__Task__
Within the records below, how many lines hold the string "Management"? State that number and nothing else.

** Opening Data section block **

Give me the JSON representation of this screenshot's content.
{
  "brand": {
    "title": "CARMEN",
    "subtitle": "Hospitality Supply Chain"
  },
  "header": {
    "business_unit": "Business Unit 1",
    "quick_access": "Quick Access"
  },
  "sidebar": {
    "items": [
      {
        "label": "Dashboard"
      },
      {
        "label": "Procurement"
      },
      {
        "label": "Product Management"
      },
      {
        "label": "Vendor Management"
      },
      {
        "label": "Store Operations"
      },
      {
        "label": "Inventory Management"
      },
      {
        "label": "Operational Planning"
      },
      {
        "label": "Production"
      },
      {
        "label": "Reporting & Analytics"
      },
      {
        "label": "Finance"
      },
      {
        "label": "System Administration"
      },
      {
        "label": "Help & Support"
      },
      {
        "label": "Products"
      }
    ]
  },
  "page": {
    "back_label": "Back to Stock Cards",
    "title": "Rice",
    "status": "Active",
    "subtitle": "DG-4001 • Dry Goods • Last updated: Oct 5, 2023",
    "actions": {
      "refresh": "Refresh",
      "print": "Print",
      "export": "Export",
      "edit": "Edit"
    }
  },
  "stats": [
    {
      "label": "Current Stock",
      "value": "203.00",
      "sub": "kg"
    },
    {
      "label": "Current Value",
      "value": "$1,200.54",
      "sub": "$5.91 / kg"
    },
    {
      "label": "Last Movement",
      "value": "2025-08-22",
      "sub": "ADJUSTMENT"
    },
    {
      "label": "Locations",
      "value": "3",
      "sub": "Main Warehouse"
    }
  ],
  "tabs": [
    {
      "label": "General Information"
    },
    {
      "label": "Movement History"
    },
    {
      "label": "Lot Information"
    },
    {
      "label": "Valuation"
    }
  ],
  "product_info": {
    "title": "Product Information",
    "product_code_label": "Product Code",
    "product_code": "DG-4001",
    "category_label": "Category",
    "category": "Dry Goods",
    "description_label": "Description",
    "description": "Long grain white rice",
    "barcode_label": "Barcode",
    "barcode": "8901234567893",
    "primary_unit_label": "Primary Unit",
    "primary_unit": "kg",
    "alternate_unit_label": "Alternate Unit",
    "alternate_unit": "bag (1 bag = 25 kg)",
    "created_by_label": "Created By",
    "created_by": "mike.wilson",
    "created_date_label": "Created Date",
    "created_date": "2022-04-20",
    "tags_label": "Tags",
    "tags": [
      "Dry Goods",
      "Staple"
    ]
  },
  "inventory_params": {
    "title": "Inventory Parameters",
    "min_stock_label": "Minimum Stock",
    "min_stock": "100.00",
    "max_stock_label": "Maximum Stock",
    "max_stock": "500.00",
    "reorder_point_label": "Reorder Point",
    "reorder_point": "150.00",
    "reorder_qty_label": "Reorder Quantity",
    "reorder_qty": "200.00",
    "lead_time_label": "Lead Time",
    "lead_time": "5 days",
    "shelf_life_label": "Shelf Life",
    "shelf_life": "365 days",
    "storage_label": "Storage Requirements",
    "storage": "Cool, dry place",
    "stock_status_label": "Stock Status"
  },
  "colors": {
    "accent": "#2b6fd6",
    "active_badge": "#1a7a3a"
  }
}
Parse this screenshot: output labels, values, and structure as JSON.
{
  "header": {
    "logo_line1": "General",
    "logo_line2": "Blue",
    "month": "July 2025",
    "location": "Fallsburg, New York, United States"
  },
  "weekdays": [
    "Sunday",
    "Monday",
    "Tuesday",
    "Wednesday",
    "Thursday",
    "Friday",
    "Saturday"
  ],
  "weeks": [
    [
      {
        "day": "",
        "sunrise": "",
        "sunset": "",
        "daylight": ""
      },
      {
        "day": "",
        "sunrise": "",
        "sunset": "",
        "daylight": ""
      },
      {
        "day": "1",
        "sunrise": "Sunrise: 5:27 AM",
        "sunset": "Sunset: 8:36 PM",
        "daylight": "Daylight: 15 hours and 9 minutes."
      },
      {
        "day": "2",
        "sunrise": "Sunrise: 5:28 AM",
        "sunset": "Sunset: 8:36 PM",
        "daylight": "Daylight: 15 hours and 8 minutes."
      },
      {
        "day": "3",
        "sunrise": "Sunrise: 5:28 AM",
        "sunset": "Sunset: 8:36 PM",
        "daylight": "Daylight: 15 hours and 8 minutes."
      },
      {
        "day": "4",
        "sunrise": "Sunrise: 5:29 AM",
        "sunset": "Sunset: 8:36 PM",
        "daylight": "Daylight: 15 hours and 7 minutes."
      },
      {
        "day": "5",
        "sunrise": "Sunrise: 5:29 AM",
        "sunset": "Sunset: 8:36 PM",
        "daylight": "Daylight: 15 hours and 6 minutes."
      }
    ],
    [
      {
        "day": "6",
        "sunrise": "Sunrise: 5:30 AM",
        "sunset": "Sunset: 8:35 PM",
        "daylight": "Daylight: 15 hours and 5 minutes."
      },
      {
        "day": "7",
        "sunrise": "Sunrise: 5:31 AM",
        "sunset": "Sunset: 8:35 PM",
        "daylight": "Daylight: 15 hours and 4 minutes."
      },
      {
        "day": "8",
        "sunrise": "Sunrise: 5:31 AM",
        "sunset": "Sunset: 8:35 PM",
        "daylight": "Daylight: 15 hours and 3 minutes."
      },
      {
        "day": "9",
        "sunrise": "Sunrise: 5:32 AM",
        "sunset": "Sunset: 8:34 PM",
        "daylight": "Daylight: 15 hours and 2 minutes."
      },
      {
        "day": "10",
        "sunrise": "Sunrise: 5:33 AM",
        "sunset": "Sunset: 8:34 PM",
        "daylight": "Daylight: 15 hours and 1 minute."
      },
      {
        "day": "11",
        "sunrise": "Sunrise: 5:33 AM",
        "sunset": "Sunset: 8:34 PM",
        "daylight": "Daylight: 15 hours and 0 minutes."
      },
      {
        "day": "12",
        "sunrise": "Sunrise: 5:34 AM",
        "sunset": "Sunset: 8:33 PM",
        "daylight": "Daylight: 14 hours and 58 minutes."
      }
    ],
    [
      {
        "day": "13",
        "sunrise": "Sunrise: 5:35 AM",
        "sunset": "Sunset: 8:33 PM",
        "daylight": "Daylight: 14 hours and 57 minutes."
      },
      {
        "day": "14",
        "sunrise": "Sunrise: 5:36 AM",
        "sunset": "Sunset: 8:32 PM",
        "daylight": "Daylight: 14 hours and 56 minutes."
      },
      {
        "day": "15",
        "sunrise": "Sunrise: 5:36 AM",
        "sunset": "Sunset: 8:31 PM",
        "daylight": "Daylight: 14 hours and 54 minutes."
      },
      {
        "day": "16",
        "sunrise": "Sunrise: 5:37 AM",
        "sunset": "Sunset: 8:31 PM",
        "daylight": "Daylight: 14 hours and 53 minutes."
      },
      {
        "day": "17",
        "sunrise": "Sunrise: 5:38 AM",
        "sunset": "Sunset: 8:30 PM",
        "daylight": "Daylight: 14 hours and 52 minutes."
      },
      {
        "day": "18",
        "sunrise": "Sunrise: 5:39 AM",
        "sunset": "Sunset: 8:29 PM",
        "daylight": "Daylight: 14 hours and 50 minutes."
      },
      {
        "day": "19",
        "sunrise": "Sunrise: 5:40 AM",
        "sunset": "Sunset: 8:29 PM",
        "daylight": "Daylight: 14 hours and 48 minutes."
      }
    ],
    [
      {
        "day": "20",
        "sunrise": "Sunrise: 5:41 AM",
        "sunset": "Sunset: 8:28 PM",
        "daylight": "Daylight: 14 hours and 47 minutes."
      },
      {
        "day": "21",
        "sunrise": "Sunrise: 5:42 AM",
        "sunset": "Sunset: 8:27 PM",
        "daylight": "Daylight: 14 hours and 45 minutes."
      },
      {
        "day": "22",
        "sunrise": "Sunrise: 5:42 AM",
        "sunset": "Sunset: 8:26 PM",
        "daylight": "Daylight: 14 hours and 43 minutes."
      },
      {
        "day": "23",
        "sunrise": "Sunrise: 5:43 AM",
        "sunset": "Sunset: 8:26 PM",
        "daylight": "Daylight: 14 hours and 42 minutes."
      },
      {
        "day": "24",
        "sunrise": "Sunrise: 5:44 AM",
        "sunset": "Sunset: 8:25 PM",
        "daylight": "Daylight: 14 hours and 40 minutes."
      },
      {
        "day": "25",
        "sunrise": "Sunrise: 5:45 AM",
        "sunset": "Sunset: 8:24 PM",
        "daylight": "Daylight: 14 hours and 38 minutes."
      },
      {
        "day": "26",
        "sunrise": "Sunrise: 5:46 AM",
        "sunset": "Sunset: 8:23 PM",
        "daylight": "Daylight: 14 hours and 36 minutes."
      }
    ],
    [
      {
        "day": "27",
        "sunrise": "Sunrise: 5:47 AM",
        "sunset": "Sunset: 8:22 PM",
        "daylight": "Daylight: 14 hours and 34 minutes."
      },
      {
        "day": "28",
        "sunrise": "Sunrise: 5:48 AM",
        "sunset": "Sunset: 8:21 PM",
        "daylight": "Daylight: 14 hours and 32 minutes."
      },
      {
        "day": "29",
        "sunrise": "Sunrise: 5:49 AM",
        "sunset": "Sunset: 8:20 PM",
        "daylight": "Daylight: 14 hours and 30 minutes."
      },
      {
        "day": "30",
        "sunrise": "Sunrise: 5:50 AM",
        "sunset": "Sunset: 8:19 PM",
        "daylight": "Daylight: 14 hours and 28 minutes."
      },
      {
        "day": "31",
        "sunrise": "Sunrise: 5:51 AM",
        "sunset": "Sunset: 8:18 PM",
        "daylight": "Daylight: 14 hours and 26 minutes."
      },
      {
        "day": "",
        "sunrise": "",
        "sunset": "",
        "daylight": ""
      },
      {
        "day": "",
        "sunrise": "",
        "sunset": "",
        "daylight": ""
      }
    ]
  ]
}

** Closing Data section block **

__Task answer__
3